I must remind you that South Africa remained out of international cricket for twenty years, but since they have a sound domestic cricket structure they emerged as a hard team. Our domestic structure is corrupt. May I ask, are Jansher Khan or Jahangir Khan the products of squash associations? They emerged mainly because of their talent and skills. The need of the hour is to abolish our first class structure and organise a regional structure and harness the abundant potential.
Bilgrami. Would you like to comment on Botham's allegations about objectionable behaviour from Pakistani players?
Khan. I am not aware of any sledging. Had I known, I would have stopped it, because I do not believe in such behaviour. Everybody knows that I have always been a champion of discipline on and off the field.
Bilgrami. Was it appropriate to mention your cancer hospital at the final award distribution ceremony? You also did not say anything about the players and the country that won the World Cup.
The President of Pakistan must look into the fact that first class cricket has given us nothing and it cannot take any credit for the World Cup victory since it made no contribution.
Khan. It goes without saying that the team members are like my younger brothers, because I have seen them coming into the team and then developing into fine cricketers. I take pride in their performance. They are all such great players and like a teacher I feel proud. Rather than my own performance, I feel happy from the depth of my heart to see Wasim Akram, Inzamam or Aaqib performing. If I did not mention anybody in my speech, it wasn't because I had forgotten them. How can I forget members of my own team? I was talking of the twilight of my career rather than the career of all those players who have a lot of world cups to play in the years to come. Moreover, public speaking is not my strength and I was not fully prepared either.

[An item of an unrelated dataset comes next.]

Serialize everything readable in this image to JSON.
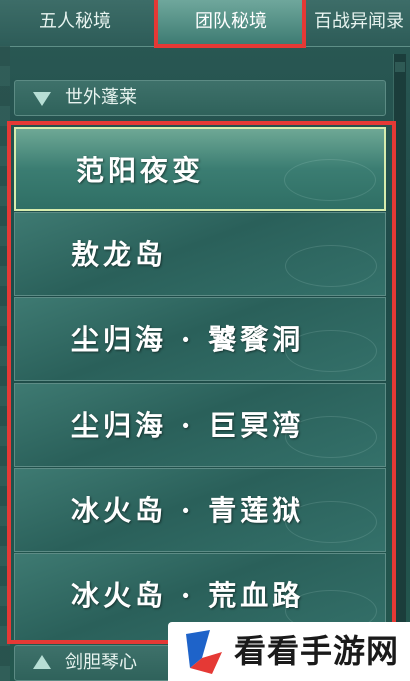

The cancer hospital project is not just my project, it is the project of Pakistan, the project of the whole nation. Therefore, it is everything to me, just like Pakistan is everything to me. I do not see any difference, which most people forget. The hospital is meant for the people, the poor masses, of my country.
Bilgrami. What are your plans for the future?
Khan. I am going to rest for a few weeks in view of my shoulder injury, which was nagging me throughout the World Cup. I will then review the overall situation for the forthcoming English tour. Everyone has some motivation for doing something, and my motivation and greatest driving force is the cancer hospital. That is the reason I am in cricket. This is a personal thing, but I know it is also the pride of the nation. I still remember how the nation wanted to win and how they felt after the defeat in the 1987 World Cup, so I fully understand the feelings of the nation when we won the fifth World Cup. At the same time, I hope they will come forward to help me in my endeavour, in the greatest mission of my life.
This was originally published in the Herald's April 1992 issue. To read more subscribe to the Herald in print.
The writer is a senior journalist.